And one of these books was ‘Swallows and Amazons’ by Arthur Ransome. I thought it might be a nice read and so we launched into it. The book grabbed me as much as it grabbed my kids.
Here, you see, give or take a few elements, was my own childhood transcribed in a book. The lake, the boats, the island, the camp fire, the fish, the adventure. The little story transposed itself effortlessly into the vivid geography of my own memories and validated the adventures of my youth.
So, this afternoon, I set off to see the brand new film that’s just been released in cinemas. I’m glad to report that those places in my heart are safe and sound and, if anything, have been made just a little bit bigger.
There are additional story elements in the film, necessary to enable the transfer from page to screen in a completely engaging way, and these work admirably well. But it is the very ‘outdoors’ey, adventuring nature of the book that weaves the main magic here.
And that’s the thing with Swallows and Amazons, it is a real accessible adventure. You don’t need to be able to fly or leap tall buildings in a single bound to have an adventure. All you really need is a back garden, some conspirators, and a will to venture out.
That’s why the kids at this afternoon’s show remained enraptured. The parents might have been nervous on their behalf, for where was the million pixel animation and where was the primary-coloured super hero?
These heroes point their bow to the centre of the deep lake and, before they are done, will hold real fire in their hands. These are adventures that can be carried out from the cinema and into the real world. Children can see all that. Children know.
In my own childhood adventures, I was definitely Roger. My elder brothers kept the knives, real and metaphorical, for themselves and always stood a little in defence between me and the world.
You could see it clearly in young Bobby McCulloch’s eyes, on screen. The burning need for acknowledgement, to be a bona fide big boy. I was Roger and he was me but each of the Walker children will find a soul mate in each darkened theatre where the film plays. Tatty is so wonderful, literate and feisty and the elder children carry the pressures and responsibilities that come with their station.
This is, at the end of the day, a story for children and there must be an element of gentle threat and conspiracy and ultimately a general ‘winning of the day’.
But lots of adults, like myself, will come to the picture house with their furtive popcorn and they, too, will find what they seek. A sense of the outdoor childhood that we all remember a little better than it actually was. A time of freedom and adventure. A sense of home.
I would highly recommend watch Swallows and Amazons free online.
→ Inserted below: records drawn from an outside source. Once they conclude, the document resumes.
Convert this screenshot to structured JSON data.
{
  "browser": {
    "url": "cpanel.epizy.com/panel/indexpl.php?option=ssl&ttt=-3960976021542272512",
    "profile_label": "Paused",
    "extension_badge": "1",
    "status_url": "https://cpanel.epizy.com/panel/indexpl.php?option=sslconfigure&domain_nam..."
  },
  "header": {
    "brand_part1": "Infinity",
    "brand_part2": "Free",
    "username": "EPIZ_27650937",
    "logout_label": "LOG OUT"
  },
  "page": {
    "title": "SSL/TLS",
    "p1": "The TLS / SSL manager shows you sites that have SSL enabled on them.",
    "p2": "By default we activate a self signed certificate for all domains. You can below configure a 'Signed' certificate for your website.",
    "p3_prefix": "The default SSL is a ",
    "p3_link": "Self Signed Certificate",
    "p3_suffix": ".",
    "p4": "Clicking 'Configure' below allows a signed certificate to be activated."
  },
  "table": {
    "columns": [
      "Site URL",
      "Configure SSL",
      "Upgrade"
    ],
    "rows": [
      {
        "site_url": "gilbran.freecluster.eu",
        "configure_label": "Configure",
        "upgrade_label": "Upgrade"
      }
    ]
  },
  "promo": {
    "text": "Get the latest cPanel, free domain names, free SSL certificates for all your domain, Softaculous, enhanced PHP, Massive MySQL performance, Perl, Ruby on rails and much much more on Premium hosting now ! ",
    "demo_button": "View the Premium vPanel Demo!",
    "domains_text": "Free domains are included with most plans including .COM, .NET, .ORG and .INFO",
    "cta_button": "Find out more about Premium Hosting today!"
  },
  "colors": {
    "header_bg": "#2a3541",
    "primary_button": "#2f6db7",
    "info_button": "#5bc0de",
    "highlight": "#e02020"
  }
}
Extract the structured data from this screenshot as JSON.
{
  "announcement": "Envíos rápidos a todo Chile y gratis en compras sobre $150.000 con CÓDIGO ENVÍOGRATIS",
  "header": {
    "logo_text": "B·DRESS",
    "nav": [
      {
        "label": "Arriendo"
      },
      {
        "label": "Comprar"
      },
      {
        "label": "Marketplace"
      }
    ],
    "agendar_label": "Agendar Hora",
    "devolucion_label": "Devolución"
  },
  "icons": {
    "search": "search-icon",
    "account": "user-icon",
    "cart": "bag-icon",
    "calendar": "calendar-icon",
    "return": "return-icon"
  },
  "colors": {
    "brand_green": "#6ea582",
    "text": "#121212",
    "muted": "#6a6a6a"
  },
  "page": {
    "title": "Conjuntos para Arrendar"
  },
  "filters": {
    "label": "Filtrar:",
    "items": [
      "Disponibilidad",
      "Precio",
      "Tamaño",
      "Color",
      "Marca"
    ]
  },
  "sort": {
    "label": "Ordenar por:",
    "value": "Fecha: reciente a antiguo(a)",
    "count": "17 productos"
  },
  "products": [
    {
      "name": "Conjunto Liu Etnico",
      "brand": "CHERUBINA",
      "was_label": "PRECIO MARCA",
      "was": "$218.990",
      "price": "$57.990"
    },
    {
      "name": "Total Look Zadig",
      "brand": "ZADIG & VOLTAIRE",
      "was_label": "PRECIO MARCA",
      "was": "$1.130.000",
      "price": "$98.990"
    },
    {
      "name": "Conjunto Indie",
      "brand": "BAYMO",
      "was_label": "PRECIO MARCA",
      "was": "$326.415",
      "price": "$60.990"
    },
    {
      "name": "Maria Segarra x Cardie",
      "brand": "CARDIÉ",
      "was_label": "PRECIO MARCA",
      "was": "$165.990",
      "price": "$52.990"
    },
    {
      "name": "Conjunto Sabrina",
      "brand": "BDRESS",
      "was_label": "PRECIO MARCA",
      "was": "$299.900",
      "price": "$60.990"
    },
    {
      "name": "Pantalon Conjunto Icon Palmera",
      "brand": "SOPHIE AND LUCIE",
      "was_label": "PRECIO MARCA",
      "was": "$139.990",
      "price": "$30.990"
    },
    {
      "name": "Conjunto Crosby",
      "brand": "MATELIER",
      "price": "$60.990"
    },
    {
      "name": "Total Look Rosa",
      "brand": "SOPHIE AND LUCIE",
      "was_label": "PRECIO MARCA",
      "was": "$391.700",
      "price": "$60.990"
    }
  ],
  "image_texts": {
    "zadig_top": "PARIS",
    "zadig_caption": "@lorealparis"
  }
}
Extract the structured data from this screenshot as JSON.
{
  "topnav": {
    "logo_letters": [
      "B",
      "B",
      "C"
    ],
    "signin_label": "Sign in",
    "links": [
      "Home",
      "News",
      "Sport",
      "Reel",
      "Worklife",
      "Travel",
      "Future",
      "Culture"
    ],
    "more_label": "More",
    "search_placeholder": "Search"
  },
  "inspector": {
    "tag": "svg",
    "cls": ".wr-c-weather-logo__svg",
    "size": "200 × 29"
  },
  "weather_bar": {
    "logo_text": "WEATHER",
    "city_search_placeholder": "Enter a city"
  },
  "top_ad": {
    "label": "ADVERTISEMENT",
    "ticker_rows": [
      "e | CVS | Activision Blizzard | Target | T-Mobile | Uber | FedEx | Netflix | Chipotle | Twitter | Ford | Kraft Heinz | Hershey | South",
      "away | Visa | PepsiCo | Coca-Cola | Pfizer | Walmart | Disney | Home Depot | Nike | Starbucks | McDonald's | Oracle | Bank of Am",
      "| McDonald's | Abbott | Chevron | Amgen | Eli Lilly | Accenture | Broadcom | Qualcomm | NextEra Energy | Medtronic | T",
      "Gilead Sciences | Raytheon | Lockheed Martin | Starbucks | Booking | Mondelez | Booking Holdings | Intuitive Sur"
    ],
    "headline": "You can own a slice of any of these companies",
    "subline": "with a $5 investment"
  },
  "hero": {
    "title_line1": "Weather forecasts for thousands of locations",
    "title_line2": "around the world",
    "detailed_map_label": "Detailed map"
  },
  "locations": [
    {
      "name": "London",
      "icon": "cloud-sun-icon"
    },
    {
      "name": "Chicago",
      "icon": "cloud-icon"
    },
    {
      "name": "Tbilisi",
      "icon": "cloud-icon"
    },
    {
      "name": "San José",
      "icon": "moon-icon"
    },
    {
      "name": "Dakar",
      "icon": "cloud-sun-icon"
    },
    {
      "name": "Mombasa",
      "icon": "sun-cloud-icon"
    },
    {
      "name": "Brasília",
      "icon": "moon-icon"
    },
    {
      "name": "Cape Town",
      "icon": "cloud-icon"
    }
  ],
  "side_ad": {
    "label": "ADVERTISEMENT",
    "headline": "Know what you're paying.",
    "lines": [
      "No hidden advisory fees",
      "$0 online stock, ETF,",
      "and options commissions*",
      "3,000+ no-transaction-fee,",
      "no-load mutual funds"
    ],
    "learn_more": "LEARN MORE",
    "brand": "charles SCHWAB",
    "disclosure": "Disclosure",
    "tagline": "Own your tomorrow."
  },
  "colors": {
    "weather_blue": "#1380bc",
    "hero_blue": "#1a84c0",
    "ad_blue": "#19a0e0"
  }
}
If you know the book and have some regard for it, or if you just want your children to see an adventure of the kind they could then go out and create for themselves.
Source: Ken Armstrong – imdb